Philippines bases polluted When the US navy eventually withdraws from the Subic Bay naval base at the end of the year, there is one thing it is unlikely to take with it: toxic waste which has accumulated at the site for decades. In a report
By Sean Malloy The United States is threatening new bombing raids and possibly other military action against Iraq. The pretext is the alleged Iraqi refusal to destroy factories capable of producing missiles, but the real stakes have more to do
By Marion Davies The Scottish National Party, until recently viewed by many as tartan Tories, is riding high as growing numbers of Scots call for independence. Thanks to the SNP's prominent role in fighting the poll tax and other unpopular
PNG in second attack on Solomons By Norm Dixon Papua New Guinea Defence Force commandos and their Australian-supplied patrol boats attacked a village in the Solomon Islands for a second time on March 18. The raid destroyed the Kariki
By Norm Dixon "Men, woman and children are dying for the lack of medicines because the Papua New Guinea government, supported by the Australian government, has blockaded Bougainville", Melbourne barrister Rosemary Gillespie told a press
Last week, there was rejoicing in the US at signs that the long recession might be coming to an end. But, writes WINIFRED WOLF, the withering of the US economy has reached a point which recalls the defeat of British industry as it drifted away

Culture

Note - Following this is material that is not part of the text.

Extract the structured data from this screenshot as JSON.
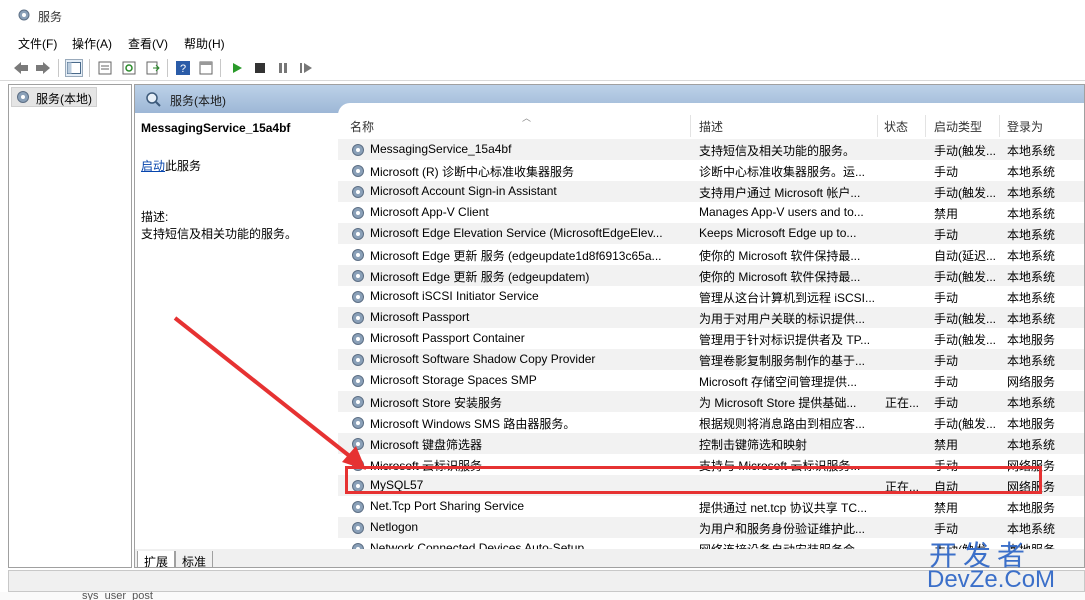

Admission Impossible By Alec Morgan A Film Australia production in association with the Australian Broadcasting Corporation Screening on ABC TV Sunday, March 29, 8.30 p.m. Reviewed by Barry Healy This short documentary delves into the
Bite Pull Suck The One Extra Dance Company The Performance Space, Sydney Directed by Graham Watson and Julie-Anne Long Choreographed by Sue Healey, Sue Peacock and Julie-Anne Long Until April 5 Reviewed by Angela Matheson Choreographer
By Bronwen Beechey MELBOURNE — The Age Comedy Festival has become a major event on the festival circuit. This year it features such treats as Bea Arthur from the popular Golden Girls TV comedy series, and regular events like the Charity Gala
Backfire: The CIA's Biggest Burn By Ron Ridenour Jose Marti Publishing House, Havana, 1991. 174 pp. $5.00 Reviewed by Steve Painter This is the story of one of the CIA's most embarrassing, and least publicised, incidents: its infiltration by
Difficult Women Budinski's Theatre of Exile 388 Brunswick St, Fitzroy March 24 & 31. Bookings 417 4791. Cost $6 Reviewed by Jolyon Campbell Above an unobtrusive cafe in Fitzroy is the current home of a small but original theatre company.
Island in the storm Edited by Gail Reed Ocean Press. 200 pp. $19.95 Reviewed by Stephen Robson The Cuban Communist Party's Fourth Congress was held in October 1991, at the time of the most severe economic crisis since the revolution 33 years

Editorial

End of the recession? Last December's economic figures, just released, show a 0.3% growth in the economy, and some economists are now saying the recession bottomed out about six months ago and a slow recovery should follow. It's difficult to